**Exercise instructions:** Gather every line from the entries below that includes "控制台根节点".

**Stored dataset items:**

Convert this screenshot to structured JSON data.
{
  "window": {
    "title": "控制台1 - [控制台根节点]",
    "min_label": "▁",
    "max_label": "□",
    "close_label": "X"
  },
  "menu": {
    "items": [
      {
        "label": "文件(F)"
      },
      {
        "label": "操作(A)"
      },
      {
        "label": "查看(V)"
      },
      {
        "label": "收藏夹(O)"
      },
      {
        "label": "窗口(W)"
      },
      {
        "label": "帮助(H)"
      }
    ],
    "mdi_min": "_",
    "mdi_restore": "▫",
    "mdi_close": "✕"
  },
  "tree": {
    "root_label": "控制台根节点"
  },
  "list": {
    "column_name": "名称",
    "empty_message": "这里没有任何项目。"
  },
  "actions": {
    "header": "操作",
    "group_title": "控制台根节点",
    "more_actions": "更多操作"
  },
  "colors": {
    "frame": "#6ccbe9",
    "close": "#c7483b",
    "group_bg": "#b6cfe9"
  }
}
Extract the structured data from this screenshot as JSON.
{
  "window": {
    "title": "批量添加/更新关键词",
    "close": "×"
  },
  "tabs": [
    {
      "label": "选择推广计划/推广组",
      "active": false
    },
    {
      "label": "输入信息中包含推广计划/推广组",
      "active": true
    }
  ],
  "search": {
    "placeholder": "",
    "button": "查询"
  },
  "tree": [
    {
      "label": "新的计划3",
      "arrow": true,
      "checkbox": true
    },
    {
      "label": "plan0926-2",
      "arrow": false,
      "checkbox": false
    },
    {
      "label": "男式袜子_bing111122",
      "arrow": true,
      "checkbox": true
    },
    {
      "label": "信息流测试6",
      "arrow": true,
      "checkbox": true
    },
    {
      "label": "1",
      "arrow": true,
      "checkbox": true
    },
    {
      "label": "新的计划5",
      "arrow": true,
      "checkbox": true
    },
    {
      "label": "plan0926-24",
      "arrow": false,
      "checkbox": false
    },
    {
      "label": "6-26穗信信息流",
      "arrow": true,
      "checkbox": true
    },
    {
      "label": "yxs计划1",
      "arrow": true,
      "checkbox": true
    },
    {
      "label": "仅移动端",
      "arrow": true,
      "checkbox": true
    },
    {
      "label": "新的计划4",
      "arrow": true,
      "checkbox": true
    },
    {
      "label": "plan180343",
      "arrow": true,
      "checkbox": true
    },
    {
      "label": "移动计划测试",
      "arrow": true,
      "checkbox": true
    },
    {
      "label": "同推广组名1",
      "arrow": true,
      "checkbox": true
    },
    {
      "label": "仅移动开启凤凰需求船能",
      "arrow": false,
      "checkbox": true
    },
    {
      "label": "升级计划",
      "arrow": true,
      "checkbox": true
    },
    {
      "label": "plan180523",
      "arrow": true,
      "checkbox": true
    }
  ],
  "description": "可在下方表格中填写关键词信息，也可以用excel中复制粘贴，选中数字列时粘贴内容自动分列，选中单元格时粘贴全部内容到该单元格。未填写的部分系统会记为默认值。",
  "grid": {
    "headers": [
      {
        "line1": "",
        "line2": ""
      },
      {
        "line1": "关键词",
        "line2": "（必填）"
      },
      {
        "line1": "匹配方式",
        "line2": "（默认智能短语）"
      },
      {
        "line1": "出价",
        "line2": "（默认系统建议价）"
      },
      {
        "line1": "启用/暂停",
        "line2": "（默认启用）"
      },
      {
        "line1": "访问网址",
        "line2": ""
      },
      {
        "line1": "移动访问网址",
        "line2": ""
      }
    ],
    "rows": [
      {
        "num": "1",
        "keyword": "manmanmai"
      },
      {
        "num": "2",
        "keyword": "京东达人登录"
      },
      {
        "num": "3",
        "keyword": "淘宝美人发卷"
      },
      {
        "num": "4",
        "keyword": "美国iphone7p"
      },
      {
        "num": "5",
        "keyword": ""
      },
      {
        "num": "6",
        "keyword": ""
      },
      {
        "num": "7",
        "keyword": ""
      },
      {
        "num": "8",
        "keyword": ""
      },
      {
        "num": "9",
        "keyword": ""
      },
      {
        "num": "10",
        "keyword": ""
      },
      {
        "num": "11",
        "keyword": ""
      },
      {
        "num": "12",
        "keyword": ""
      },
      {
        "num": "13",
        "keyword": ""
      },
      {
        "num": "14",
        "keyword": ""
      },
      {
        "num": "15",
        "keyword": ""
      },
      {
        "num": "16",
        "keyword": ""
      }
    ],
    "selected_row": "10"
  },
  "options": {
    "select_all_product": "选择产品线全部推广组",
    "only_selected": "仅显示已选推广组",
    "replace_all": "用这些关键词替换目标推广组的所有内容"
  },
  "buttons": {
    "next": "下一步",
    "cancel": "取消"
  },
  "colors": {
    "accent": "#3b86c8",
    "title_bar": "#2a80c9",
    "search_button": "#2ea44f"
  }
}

**Solved exercise:**
    "title": "控制台1 - [控制台根节点]",
    "root_label": "控制台根节点"
    "group_title": "控制台根节点",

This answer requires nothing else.